▶ [TASK GOAL] Set down all of the data that follows, keeping every character.

(RECORDS begins)

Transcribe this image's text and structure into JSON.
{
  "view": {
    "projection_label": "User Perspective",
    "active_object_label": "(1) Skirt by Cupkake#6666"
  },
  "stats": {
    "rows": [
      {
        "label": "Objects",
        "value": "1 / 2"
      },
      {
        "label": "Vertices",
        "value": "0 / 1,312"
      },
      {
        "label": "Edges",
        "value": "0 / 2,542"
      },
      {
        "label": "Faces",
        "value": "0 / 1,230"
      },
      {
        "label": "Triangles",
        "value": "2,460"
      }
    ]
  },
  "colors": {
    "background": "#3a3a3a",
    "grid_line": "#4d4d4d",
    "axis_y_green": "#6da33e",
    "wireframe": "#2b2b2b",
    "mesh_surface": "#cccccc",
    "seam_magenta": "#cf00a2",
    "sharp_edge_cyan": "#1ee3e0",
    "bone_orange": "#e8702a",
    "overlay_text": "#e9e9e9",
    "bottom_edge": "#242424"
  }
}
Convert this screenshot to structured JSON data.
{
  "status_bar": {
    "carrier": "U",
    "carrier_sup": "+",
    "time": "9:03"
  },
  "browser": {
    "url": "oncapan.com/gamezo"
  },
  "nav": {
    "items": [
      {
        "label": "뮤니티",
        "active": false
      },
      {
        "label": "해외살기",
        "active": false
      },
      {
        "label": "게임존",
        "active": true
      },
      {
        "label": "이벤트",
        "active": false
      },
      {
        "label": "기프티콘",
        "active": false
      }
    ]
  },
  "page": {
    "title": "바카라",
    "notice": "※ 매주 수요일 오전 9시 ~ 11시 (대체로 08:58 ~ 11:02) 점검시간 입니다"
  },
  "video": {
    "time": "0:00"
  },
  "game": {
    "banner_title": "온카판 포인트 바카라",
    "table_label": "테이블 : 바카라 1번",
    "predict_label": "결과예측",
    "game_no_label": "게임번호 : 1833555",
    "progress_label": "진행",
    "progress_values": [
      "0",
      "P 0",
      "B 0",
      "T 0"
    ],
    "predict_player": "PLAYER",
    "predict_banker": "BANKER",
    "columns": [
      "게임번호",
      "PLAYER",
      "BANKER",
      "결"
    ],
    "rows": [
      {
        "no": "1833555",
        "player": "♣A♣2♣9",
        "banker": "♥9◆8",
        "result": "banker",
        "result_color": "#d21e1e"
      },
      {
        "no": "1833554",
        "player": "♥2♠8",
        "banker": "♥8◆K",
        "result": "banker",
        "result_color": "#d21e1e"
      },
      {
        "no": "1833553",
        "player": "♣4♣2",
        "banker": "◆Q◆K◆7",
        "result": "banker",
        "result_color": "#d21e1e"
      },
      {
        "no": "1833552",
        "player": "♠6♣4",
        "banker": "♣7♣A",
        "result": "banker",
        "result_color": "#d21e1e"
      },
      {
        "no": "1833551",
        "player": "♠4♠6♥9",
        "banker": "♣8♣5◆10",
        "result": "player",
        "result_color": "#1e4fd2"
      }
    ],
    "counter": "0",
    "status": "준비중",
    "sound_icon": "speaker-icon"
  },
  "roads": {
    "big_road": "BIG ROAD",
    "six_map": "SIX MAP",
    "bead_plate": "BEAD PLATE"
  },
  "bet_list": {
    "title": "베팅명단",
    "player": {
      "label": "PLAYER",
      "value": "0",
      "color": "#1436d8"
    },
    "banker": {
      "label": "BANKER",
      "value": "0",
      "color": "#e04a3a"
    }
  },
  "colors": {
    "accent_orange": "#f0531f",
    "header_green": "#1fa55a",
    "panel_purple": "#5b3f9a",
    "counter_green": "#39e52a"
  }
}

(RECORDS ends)

▶ [TASK OUTPUT]
Transcribe this image's text and structure into JSON.
{
  "view": {
    "projection_label": "User Perspective",
    "active_object_label": "(1) Skirt by Cupkake#6666"
  },
  "stats": {
    "rows": [
      {
        "label": "Objects",
        "value": "1 / 2"
      },
      {
        "label": "Vertices",
        "value": "0 / 1,312"
      },
      {
        "label": "Edges",
        "value": "0 / 2,542"
      },
      {
        "label": "Faces",
        "value": "0 / 1,230"
      },
      {
        "label": "Triangles",
        "value": "2,460"
      }
    ]
  },
  "colors": {
    "background": "#3a3a3a",
    "grid_line": "#4d4d4d",
    "axis_y_green": "#6da33e",
    "wireframe": "#2b2b2b",
    "mesh_surface": "#cccccc",
    "seam_magenta": "#cf00a2",
    "sharp_edge_cyan": "#1ee3e0",
    "bone_orange": "#e8702a",
    "overlay_text": "#e9e9e9",
    "bottom_edge": "#242424"
  }
}
Convert this screenshot to structured JSON data.
{
  "status_bar": {
    "carrier": "U",
    "carrier_sup": "+",
    "time": "9:03"
  },
  "browser": {
    "url": "oncapan.com/gamezo"
  },
  "nav": {
    "items": [
      {
        "label": "뮤니티",
        "active": false
      },
      {
        "label": "해외살기",
        "active": false
      },
      {
        "label": "게임존",
        "active": true
      },
      {
        "label": "이벤트",
        "active": false
      },
      {
        "label": "기프티콘",
        "active": false
      }
    ]
  },
  "page": {
    "title": "바카라",
    "notice": "※ 매주 수요일 오전 9시 ~ 11시 (대체로 08:58 ~ 11:02) 점검시간 입니다"
  },
  "video": {
    "time": "0:00"
  },
  "game": {
    "banner_title": "온카판 포인트 바카라",
    "table_label": "테이블 : 바카라 1번",
    "predict_label": "결과예측",
    "game_no_label": "게임번호 : 1833555",
    "progress_label": "진행",
    "progress_values": [
      "0",
      "P 0",
      "B 0",
      "T 0"
    ],
    "predict_player": "PLAYER",
    "predict_banker": "BANKER",
    "columns": [
      "게임번호",
      "PLAYER",
      "BANKER",
      "결"
    ],
    "rows": [
      {
        "no": "1833555",
        "player": "♣A♣2♣9",
        "banker": "♥9◆8",
        "result": "banker",
        "result_color": "#d21e1e"
      },
      {
        "no": "1833554",
        "player": "♥2♠8",
        "banker": "♥8◆K",
        "result": "banker",
        "result_color": "#d21e1e"
      },
      {
        "no": "1833553",
        "player": "♣4♣2",
        "banker": "◆Q◆K◆7",
        "result": "banker",
        "result_color": "#d21e1e"
      },
      {
        "no": "1833552",
        "player": "♠6♣4",
        "banker": "♣7♣A",
        "result": "banker",
        "result_color": "#d21e1e"
      },
      {
        "no": "1833551",
        "player": "♠4♠6♥9",
        "banker": "♣8♣5◆10",
        "result": "player",
        "result_color": "#1e4fd2"
      }
    ],
    "counter": "0",
    "status": "준비중",
    "sound_icon": "speaker-icon"
  },
  "roads": {
    "big_road": "BIG ROAD",
    "six_map": "SIX MAP",
    "bead_plate": "BEAD PLATE"
  },
  "bet_list": {
    "title": "베팅명단",
    "player": {
      "label": "PLAYER",
      "value": "0",
      "color": "#1436d8"
    },
    "banker": {
      "label": "BANKER",
      "value": "0",
      "color": "#e04a3a"
    }
  },
  "colors": {
    "accent_orange": "#f0531f",
    "header_green": "#1fa55a",
    "panel_purple": "#5b3f9a",
    "counter_green": "#39e52a"
  }
}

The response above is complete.